What was most unsettling about the whole thing was my reaction to it. I did the right thing, walking straight over to the police officer on the scene to inform him what was going on, but my emotional reaction was all off. My chest constricted as my adrenaline surged, making my voice quaver and my hands shake. As the police officer left the area, without addressing my aggressor, I was caught in flashes of rage that made me stumble on the sidewalk, and I could barely maintain my patience with my coworkers for the rest of the afternoon.

At some point I noticed that I was slouching again. I had not slouched while walking for several years. Not only that, but my whole center had moved up high into my chest, as had my breath when both should have been in the depths of my abdomen. Upon noticing these things , I also saw that the muscles of my shoulders and arms were tensed and tight, when they should have been relaxed and supple. I was ready to run or fight but I should have been ready to blend. I should have been unconcerned, I should have been detached, and if this had happened six months ago, I probably would have been.

It took me a long time to recover myself and let my center sink back into its home just above my pelvis, and that means I really need to get back to the dojo. When I am actively practicing Aikido I am more capable with conflict, more centered, healthier and happier than any other time. I had to take time off from practice in order to ensure I could afford to move here, but I have let my training slip and that disturbs me.

O-Sensei was known to say to his students that we do not rise to meet our expectations, rather we fall to meet the level of our training. I need to get back on the mat if I want to keep those things I have learned in my conditioning, and to improve, but I am nervous.

After six months away from a dojo, it will be like starting over again which is something I will just have to deal with, but it is still intimidating. Although, sometimes I wonder what I am so afraid of: failing or doing well? I mean, I was adamantly attending and practicing extremely hard back in Iowa, getting lost in the joys of training. I think sometimes in my enthusiasm I pushed myself far too hard, requesting my practice partners to go faster and faster so I could experience giving or receiving a technique at higher speeds. And then, after about a year, my sensei told me that he thought I should be ready for my first test soon. I was excited, shocked and a little scared. Of what?

I did not feel ready, and I felt silly for feeling that way. In some ways, three months prior to my move, when I became too busy between work and the application process for my current job to make it to class, I was sort of relieved. I told myself I would join the local dojo within the first couple weeks after I moved here, and instead I have put it off for another three months.

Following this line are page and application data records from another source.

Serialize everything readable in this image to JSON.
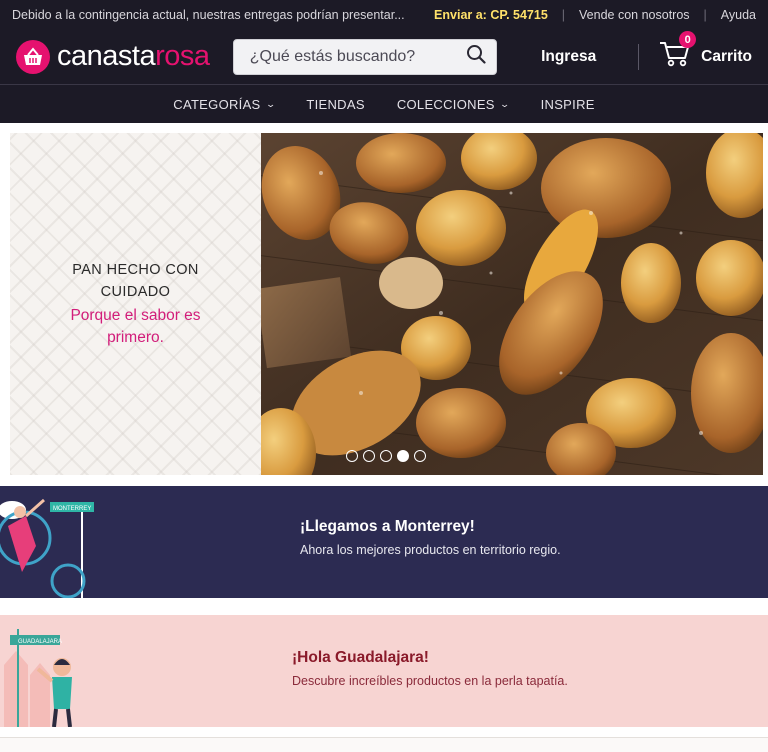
{
  "topbar": {
    "notice": "Debido a la contingencia actual, nuestras entregas podrían presentar...",
    "shipping": "Enviar a: CP. 54715",
    "sell_link": "Vende con nosotros",
    "help_link": "Ayuda"
  },
  "header": {
    "logo_part1": "canasta",
    "logo_part2": "rosa",
    "search_placeholder": "¿Qué estás buscando?",
    "login_label": "Ingresa",
    "cart_label": "Carrito",
    "cart_count": "0"
  },
  "nav": {
    "items": [
      "CATEGORÍAS",
      "TIENDAS",
      "COLECCIONES",
      "INSPIRE"
    ]
  },
  "hero": {
    "title": "PAN HECHO CON CUIDADO",
    "subtitle": "Porque el sabor es primero.",
    "active_slide": 4,
    "slide_count": 5
  },
  "banners": {
    "monterrey": {
      "title": "¡Llegamos a Monterrey!",
      "subtitle": "Ahora los mejores productos en territorio regio.",
      "sign": "MONTERREY"
    },
    "guadalajara": {
      "title": "¡Hola Guadalajara!",
      "subtitle": "Descubre increíbles productos en la perla tapatía.",
      "sign": "GUADALAJARA"
    }
  },
  "colors": {
    "brand": "#e5126f",
    "header_bg": "#1c1a26",
    "mty_bg": "#2c2b52",
    "gdl_bg": "#f7d4d2",
    "accent_yellow": "#ffe16a"
  }
}
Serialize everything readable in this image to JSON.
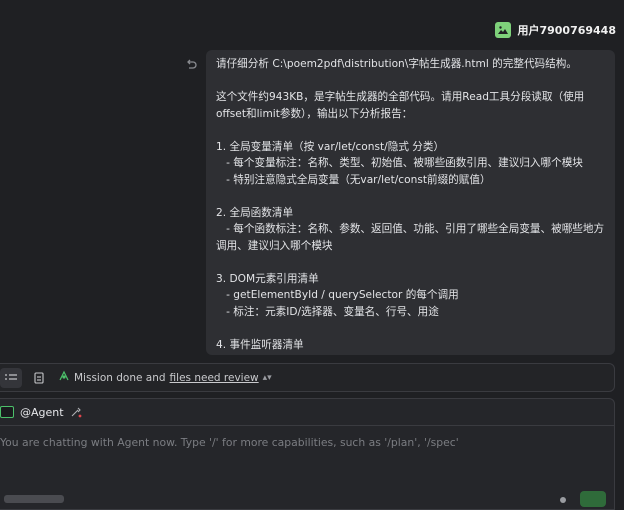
{
  "header": {
    "user_name": "用户7900769448",
    "avatar_icon": "image-icon"
  },
  "message": {
    "lines": [
      "请仔细分析 C:\\poem2pdf\\distribution\\字帖生成器.html 的完整代码结构。",
      "",
      "这个文件约943KB，是字帖生成器的全部代码。请用Read工具分段读取（使用offset和limit参数），输出以下分析报告：",
      "",
      "1. 全局变量清单（按 var/let/const/隐式 分类）",
      "   - 每个变量标注：名称、类型、初始值、被哪些函数引用、建议归入哪个模块",
      "   - 特别注意隐式全局变量（无var/let/const前缀的赋值）",
      "",
      "2. 全局函数清单",
      "   - 每个函数标注：名称、参数、返回值、功能、引用了哪些全局变量、被哪些地方调用、建议归入哪个模块",
      "",
      "3. DOM元素引用清单",
      "   - getElementById / querySelector 的每个调用",
      "   - 标注：元素ID/选择器、变量名、行号、用途",
      "",
      "4. 事件监听器清单"
    ]
  },
  "status_bar": {
    "text": "Mission done and",
    "link": "files need review",
    "chevron": "⌃"
  },
  "input": {
    "agent_label": "@Agent",
    "placeholder": "You are chatting with Agent now. Type '/' for more capabilities, such as '/plan', '/spec'"
  },
  "colors": {
    "accent": "#4cc06a",
    "avatar": "#7ed17a",
    "background": "#1f2023",
    "bubble": "#2e2f33"
  }
}
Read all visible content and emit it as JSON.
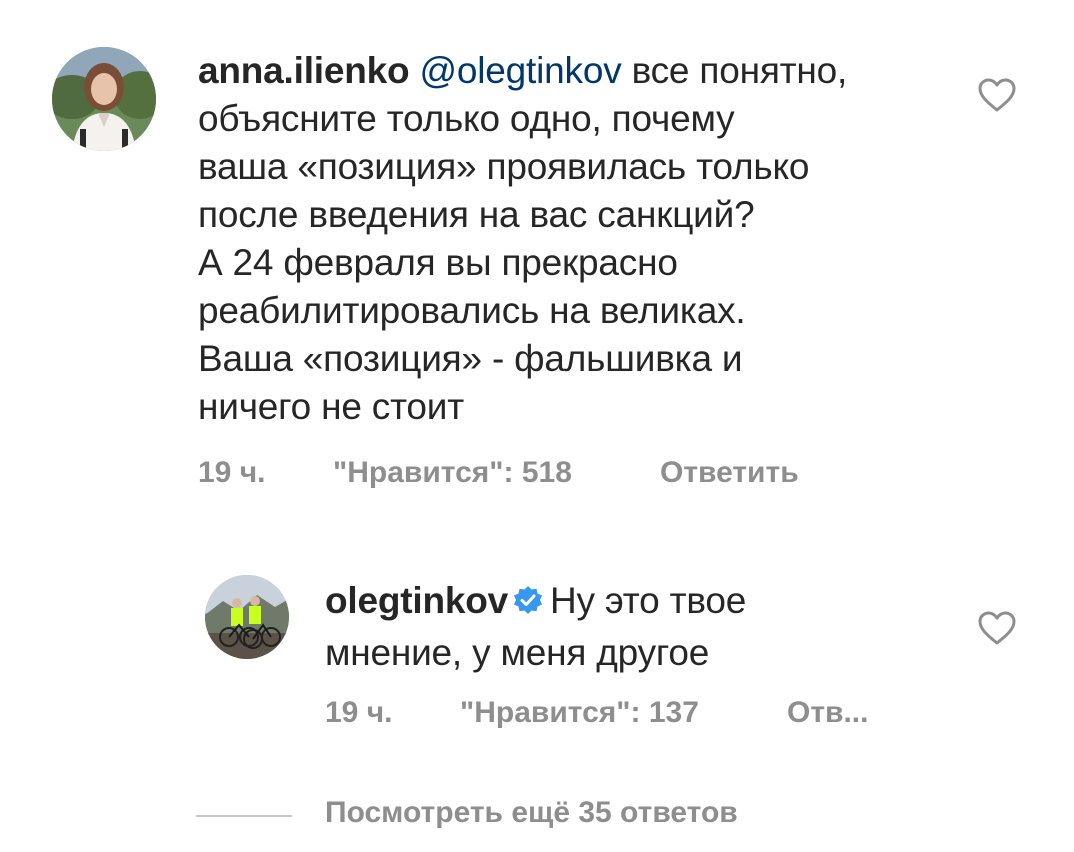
{
  "comment": {
    "username": "anna.ilienko",
    "mention": "@olegtinkov",
    "lines": [
      " все понятно,",
      "объясните только одно, почему",
      "ваша «позиция» проявилась только",
      "после введения на вас санкций?",
      "А 24 февраля вы прекрасно",
      "реабилитировались на великах.",
      "Ваша «позиция» - фальшивка и",
      "ничего не стоит"
    ],
    "time": "19 ч.",
    "likes": "\"Нравится\": 518",
    "reply": "Ответить",
    "like_icon": "heart-outline-icon"
  },
  "reply_comment": {
    "username": "olegtinkov",
    "verified_icon": "verified-badge-icon",
    "verified_color": "#3897f0",
    "lines": [
      "Ну это твое",
      "мнение, у меня другое"
    ],
    "time": "19 ч.",
    "likes": "\"Нравится\": 137",
    "reply": "Отв...",
    "like_icon": "heart-outline-icon"
  },
  "view_more": {
    "label": "Посмотреть ещё 35 ответов"
  }
}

I cannot do that anymore. I have to hit the mat, work to earn back what I have lost, and learn new lessons. And maybe, just maybe, I will be able to accept my successes and failures for what they are: mine.